  7. Alex

    Hoping for Ken Burns filming, w Tim Allen narrating.

    (And Kate Upton in a just a few of the pics.)

    There will be a test, but the teacher can be bribed. For gas money.

  8. floyd r turbo

    Interesting to see the old photos and compare it to my 1924 24′ Hacker Dolphin which looked similar to the one in the photo. It was, by far, the best riding boat I’ve ever been in, proudly built in Mt Clemens. Wish I still had it to bring it to Hessel. Can’t wait for part 2. Thanks, Alex, for taking time to document. Anyone can push a button to take a picture, but the background story takes research and commitment as you noted and gives more meaning to the photos.

  9. Alex
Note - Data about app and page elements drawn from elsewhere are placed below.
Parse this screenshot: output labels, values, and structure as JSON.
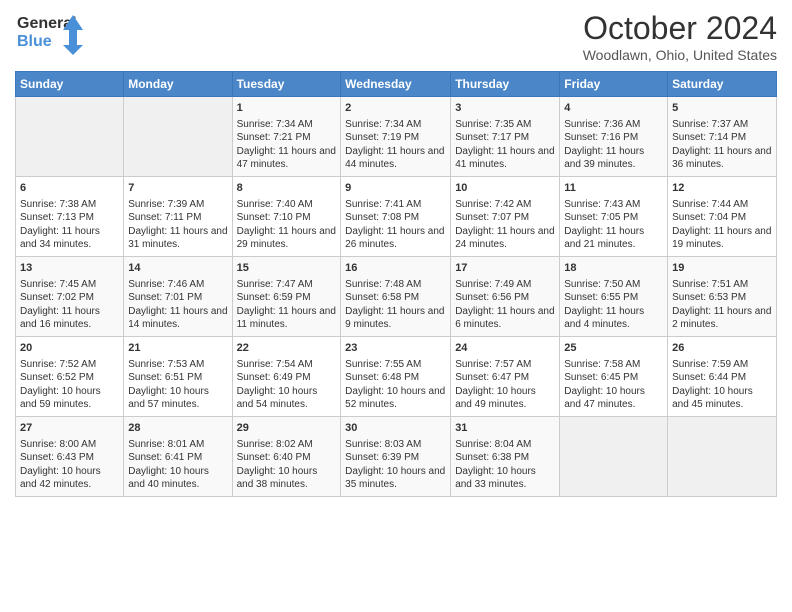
{
  "header": {
    "logo_line1": "General",
    "logo_line2": "Blue",
    "month_title": "October 2024",
    "location": "Woodlawn, Ohio, United States"
  },
  "days_of_week": [
    "Sunday",
    "Monday",
    "Tuesday",
    "Wednesday",
    "Thursday",
    "Friday",
    "Saturday"
  ],
  "weeks": [
    [
      {
        "day": "",
        "info": ""
      },
      {
        "day": "",
        "info": ""
      },
      {
        "day": "1",
        "info": "Sunrise: 7:34 AM\nSunset: 7:21 PM\nDaylight: 11 hours and 47 minutes."
      },
      {
        "day": "2",
        "info": "Sunrise: 7:34 AM\nSunset: 7:19 PM\nDaylight: 11 hours and 44 minutes."
      },
      {
        "day": "3",
        "info": "Sunrise: 7:35 AM\nSunset: 7:17 PM\nDaylight: 11 hours and 41 minutes."
      },
      {
        "day": "4",
        "info": "Sunrise: 7:36 AM\nSunset: 7:16 PM\nDaylight: 11 hours and 39 minutes."
      },
      {
        "day": "5",
        "info": "Sunrise: 7:37 AM\nSunset: 7:14 PM\nDaylight: 11 hours and 36 minutes."
      }
    ],
    [
      {
        "day": "6",
        "info": "Sunrise: 7:38 AM\nSunset: 7:13 PM\nDaylight: 11 hours and 34 minutes."
      },
      {
        "day": "7",
        "info": "Sunrise: 7:39 AM\nSunset: 7:11 PM\nDaylight: 11 hours and 31 minutes."
      },
      {
        "day": "8",
        "info": "Sunrise: 7:40 AM\nSunset: 7:10 PM\nDaylight: 11 hours and 29 minutes."
      },
      {
        "day": "9",
        "info": "Sunrise: 7:41 AM\nSunset: 7:08 PM\nDaylight: 11 hours and 26 minutes."
      },
      {
        "day": "10",
        "info": "Sunrise: 7:42 AM\nSunset: 7:07 PM\nDaylight: 11 hours and 24 minutes."
      },
      {
        "day": "11",
        "info": "Sunrise: 7:43 AM\nSunset: 7:05 PM\nDaylight: 11 hours and 21 minutes."
      },
      {
        "day": "12",
        "info": "Sunrise: 7:44 AM\nSunset: 7:04 PM\nDaylight: 11 hours and 19 minutes."
      }
    ],
    [
      {
        "day": "13",
        "info": "Sunrise: 7:45 AM\nSunset: 7:02 PM\nDaylight: 11 hours and 16 minutes."
      },
      {
        "day": "14",
        "info": "Sunrise: 7:46 AM\nSunset: 7:01 PM\nDaylight: 11 hours and 14 minutes."
      },
      {
        "day": "15",
        "info": "Sunrise: 7:47 AM\nSunset: 6:59 PM\nDaylight: 11 hours and 11 minutes."
      },
      {
        "day": "16",
        "info": "Sunrise: 7:48 AM\nSunset: 6:58 PM\nDaylight: 11 hours and 9 minutes."
      },
      {
        "day": "17",
        "info": "Sunrise: 7:49 AM\nSunset: 6:56 PM\nDaylight: 11 hours and 6 minutes."
      },
      {
        "day": "18",
        "info": "Sunrise: 7:50 AM\nSunset: 6:55 PM\nDaylight: 11 hours and 4 minutes."
      },
      {
        "day": "19",
        "info": "Sunrise: 7:51 AM\nSunset: 6:53 PM\nDaylight: 11 hours and 2 minutes."
      }
    ],
    [
      {
        "day": "20",
        "info": "Sunrise: 7:52 AM\nSunset: 6:52 PM\nDaylight: 10 hours and 59 minutes."
      },
      {
        "day": "21",
        "info": "Sunrise: 7:53 AM\nSunset: 6:51 PM\nDaylight: 10 hours and 57 minutes."
      },
      {
        "day": "22",
        "info": "Sunrise: 7:54 AM\nSunset: 6:49 PM\nDaylight: 10 hours and 54 minutes."
      },
      {
        "day": "23",
        "info": "Sunrise: 7:55 AM\nSunset: 6:48 PM\nDaylight: 10 hours and 52 minutes."
      },
      {
        "day": "24",
        "info": "Sunrise: 7:57 AM\nSunset: 6:47 PM\nDaylight: 10 hours and 49 minutes."
      },
      {
        "day": "25",
        "info": "Sunrise: 7:58 AM\nSunset: 6:45 PM\nDaylight: 10 hours and 47 minutes."
      },
      {
        "day": "26",
        "info": "Sunrise: 7:59 AM\nSunset: 6:44 PM\nDaylight: 10 hours and 45 minutes."
      }
    ],
    [
      {
        "day": "27",
        "info": "Sunrise: 8:00 AM\nSunset: 6:43 PM\nDaylight: 10 hours and 42 minutes."
      },
      {
        "day": "28",
        "info": "Sunrise: 8:01 AM\nSunset: 6:41 PM\nDaylight: 10 hours and 40 minutes."
      },
      {
        "day": "29",
        "info": "Sunrise: 8:02 AM\nSunset: 6:40 PM\nDaylight: 10 hours and 38 minutes."
      },
      {
        "day": "30",
        "info": "Sunrise: 8:03 AM\nSunset: 6:39 PM\nDaylight: 10 hours and 35 minutes."
      },
      {
        "day": "31",
        "info": "Sunrise: 8:04 AM\nSunset: 6:38 PM\nDaylight: 10 hours and 33 minutes."
      },
      {
        "day": "",
        "info": ""
      },
      {
        "day": "",
        "info": ""
      }
    ]
  ]
}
    floyd r turbo. May I call you floyd r? You’re welcome. Tomorrow you’ll see a pic of a Hacker from here much like it (wood-framed windshield) called “Uandi” (as in You and I — took me a couple years to “get it” and stop calling it “you-an-dee” — duh). Gorgeous boat.

  10. Wilson Wright

    Great story about a great place…I remember my first time there…”Why so many U-22’s ?” I asked a local. His answer: ” To us they are like Ford F-150’s”…We haul everything from lumber to groceries back and forth to the Islands.

  11. Alex

    Wilson. He told you right.

    And garbage too.

    That’s what a “utility” was designed for. A floating pickup. In our area, restored or not, pristine or not, that’s what they’re still used for 60 years later. Any why not, right?

    I maintain it’s better for the boat. Ever see a guy love a pickup he’s never put through its paces?

  12. Loren Sattler

    Nice intro Alex, looking forward to the rest of the story.

    The boats were the initial draw for me to the area back in the mid 80’s. The history, beauty and great boating make the effort to get back there often worthwhile.

    BTW, I still have Chuck Letts’ 1978 invitation to the first boat show framed on the wall at the “Palace”.

  13. michael

    The Hamel Reatly boat is a 1926 Follmer 26’…the son of the builder told me this started life as a long deck launch and was remodeled to a utility somtime during the 50’s. I purchased this boat in Fort Wayne Indiana in 2005….went through an extensive restoration and enjoyed it for a few years. I was told Follmer only made 7 of these hulls and mine and the one in the Hessel Museum are the only ones remaining. I’d love to know if anyone has any other info on these boats??